By Harry Gatjens
Special to MyEdmondsNews.com
Two weeks ago I was interviewed for the vacant position No. 7 on the Edmonds City Council. I didn’t get the appointment, but I thought it might be interesting for others to get an inside view of the process. The story comes in three parts. (You can read part two here and part three here.)
Part One: “Why Would Anyone Do This?”
As I’m not a politician by trade, this was the question my friends asked as we met for breakfast at a local coffee shop. Also it was a question I continually asked myself.
I have been watching the Edmonds City Council meetings on television for the past several years. I find the sessions informative, occasionally amusing, and always a good look into what our city government is doing. A couple of months ago I watched an obviously annoyed Mayor Haakensen address the council concerning what he believed to be an irresponsible decision to purchase a specific piece of land (the old Skippers restaurant location). I had never seen the Mayor quite so annoyed; this prompted me to attend the next meeting in person.
I would suggest that everyone do this from time to time. The meetings are open to the public, and they are much different than on television. It really gives you a feel for how decisions are made on behalf of those of us who live and work in Edmonds.
For many years now, I’ve volunteered my help producing a weekly community television show on Comcast’s Public Access channel. The show focuses on current issues that affect our communities, both large and small, and our host is an experienced interviewer so the half-hour is usually quite informative. The Skippers land purchase controversy seemed right for our viewers, so after the Council meeting I invited the Mayor to be a guest on the show and discuss the topic in both the broad and narrow sense. For example, what are the options for Edmonds and the Skippers property in particular, and how do other cities of less-than-metropolis size deal with the issue of potential long-term investment when they are simultaneously struggling with shrinking budgets for day-to-day operations?
He agreed to come on the show and did an excellent job of exploring the issue. (You can see a replay on YouTube.)
During the course of our discussions about the show, I told the Mayor about how I felt about that and other issues faced by the City. It was my feeling that the council was being dysfunctional, with a lot of petty politicking during the meetings, flip-flopping on decisions week to week , talking about wanting “the citizens’ input” but only getting it after committing the City to a course of action and then having to reverse course. As specific examples, I cited the Skippers Property and the Climate Solutions contract.
I didn’t expect it, so I was pleased at how open the Mayor was in talking with me about the City’s issues. Before you could say “What time is the next ferry?” I had volunteered to help in any way I could.

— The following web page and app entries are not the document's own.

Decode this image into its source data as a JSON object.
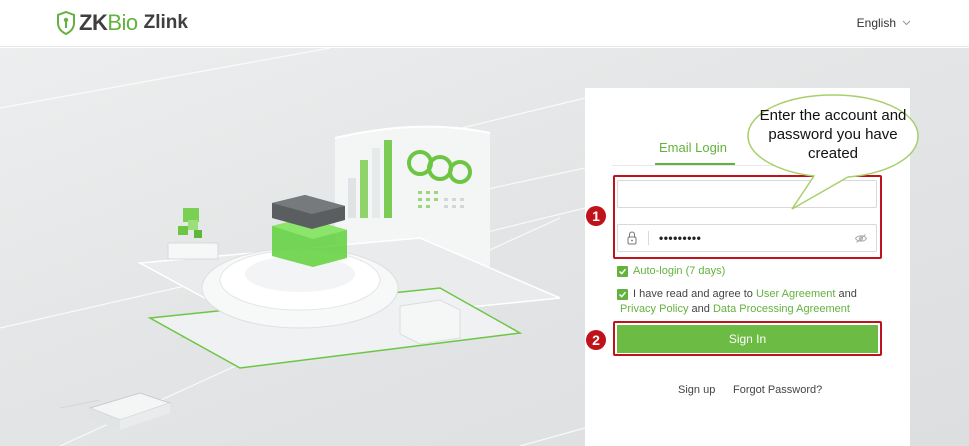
{
  "brand": {
    "logo_zk": "ZK",
    "logo_bio": "Bio",
    "logo_zlink": "Zlink",
    "accent_color": "#63b23e"
  },
  "header": {
    "language": "English",
    "language_icon": "chevron-down-icon"
  },
  "login": {
    "tab_email": "Email Login",
    "email_value": "",
    "password_mask": "•••••••••",
    "password_icon": "lock-icon",
    "show_password_icon": "eye-off-icon",
    "auto_login_label": "Auto-login (7 days)",
    "auto_login_checked": true,
    "agree_checked": true,
    "agree_text_1": "I have read and agree to",
    "user_agreement": "User Agreement",
    "agree_and_1": "and",
    "privacy_policy": "Privacy Policy",
    "agree_and_2": "and",
    "data_processing": "Data Processing Agreement",
    "sign_in": "Sign In",
    "sign_up": "Sign up",
    "forgot_password": "Forgot Password?"
  },
  "annotations": {
    "bubble_text": "Enter the account and password you have created",
    "step_1": "1",
    "step_2": "2",
    "highlight_color": "#c0121a"
  }
}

Soon after this, Councilmember David Orvis resigned from the City Council. I had another meeting with the Mayor, this time about Internet reception in the Council Chambers (one of the tasks for which I was volunteering) and lamented that I would like to seek Mr. Orvis’ seat but was uncertain about working with a group of people who displayed the kind of dysfunction I had seen on television and at later meetings. The Mayor encouraged me to get involved, pointing out that “the only way any city gets a great City Council is for good and interested people to apply.” He had encountered others with my doubts and felt strongly that the healthiest, strongest change grows from within. This inspired me to give the idea some serious consideration.
The Mayor also pointed out that applying for the post would give me a better idea about how the process worked, which in turn would give me a better appreciation for the possibilities inherent in local government.
I didn’t have insider connections, and some of my community service has been in Seattle rather than Edmonds (although I’ve lived here my whole life).Â But I did have a sincere desire to make things better, a sound reasoning mind, and years of experience helping diverse people move toward consensus and mutual respect. In addition, my background is in financial areas and analysis, which are skills almost every city, and Edmonds in particular, needs in these challenging times when budgets are being slashed and deficits are being forecast.
In the end, I decided Edmonds could use my skills right now. Next thing I knew, I was having breakfast with my friends and reporting to them that I had applied for the open position on the Edmonds City Council.
Coming Friday: Part 2, The Application Process